Active learning takes on a new meaning with an interior inspired by the hiking, biking and rock climbing culture of Boulder, Colorado. Vertical planes within the space simulate mountain silhouettes, and specified materials are used as abstract representations of sedimentary rock formations and ground foliage. The entire space encourages movement and play with sit-to-stand furniture and an open flow of space types.
Rooms provide a number of nooks for reclusion and also open floor for spatial relief. Respect for the environment is taught through biophilic forms and hands-on classroom gardens. Kindergarteners become “citizens of their community” on both a local level and an ecosystem level.
The project brief called for application of the Living Building Challenge in material selection and design decisions. The Diagram below highlights the key “petals” from the Living Building Challenge Certification literature which are applied in the primary school design.
The undulating felt canopy that greets visitors on the first floor continues into the Library space to create a sense of compression and release. The cool hues and sound-absorbing material compose a calm, low-stimulation space for reading and relaxing.
The mountain-inspired forms from the canopy wrap down along one wall to form soft bench seating.
FilzFelt window treatments diffuse sunlight much like the leaves of a tree canopy. Covering the windows in classrooms and the quiet reading room reduces outdoor distractions and creates a low-stimuli environment.

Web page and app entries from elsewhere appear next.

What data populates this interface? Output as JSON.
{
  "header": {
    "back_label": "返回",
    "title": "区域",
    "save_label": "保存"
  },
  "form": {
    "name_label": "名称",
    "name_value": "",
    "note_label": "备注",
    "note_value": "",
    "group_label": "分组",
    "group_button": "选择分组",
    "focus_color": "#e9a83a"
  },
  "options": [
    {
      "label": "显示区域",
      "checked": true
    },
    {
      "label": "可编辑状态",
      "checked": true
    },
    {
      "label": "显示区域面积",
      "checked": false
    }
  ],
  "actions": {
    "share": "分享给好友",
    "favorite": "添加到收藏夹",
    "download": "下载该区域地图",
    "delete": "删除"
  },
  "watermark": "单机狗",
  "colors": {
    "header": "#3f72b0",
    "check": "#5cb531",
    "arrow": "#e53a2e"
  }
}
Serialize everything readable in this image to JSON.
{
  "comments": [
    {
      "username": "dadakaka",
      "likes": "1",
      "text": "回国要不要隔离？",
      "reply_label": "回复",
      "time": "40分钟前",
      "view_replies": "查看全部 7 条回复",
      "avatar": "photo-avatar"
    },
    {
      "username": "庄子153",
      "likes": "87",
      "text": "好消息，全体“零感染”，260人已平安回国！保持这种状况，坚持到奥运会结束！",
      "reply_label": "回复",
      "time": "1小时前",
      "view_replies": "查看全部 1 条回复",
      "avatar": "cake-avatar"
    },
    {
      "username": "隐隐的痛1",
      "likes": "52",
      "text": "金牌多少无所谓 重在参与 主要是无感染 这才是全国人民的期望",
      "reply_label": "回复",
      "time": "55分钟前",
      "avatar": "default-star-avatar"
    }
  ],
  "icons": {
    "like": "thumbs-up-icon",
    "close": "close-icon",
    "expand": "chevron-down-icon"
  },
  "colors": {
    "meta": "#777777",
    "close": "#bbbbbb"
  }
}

Paintings by local Boulder, CO artist, Stanislav Sidorov depict the vibrant, yellow canopies of aspen trees and pops of color in the foothills.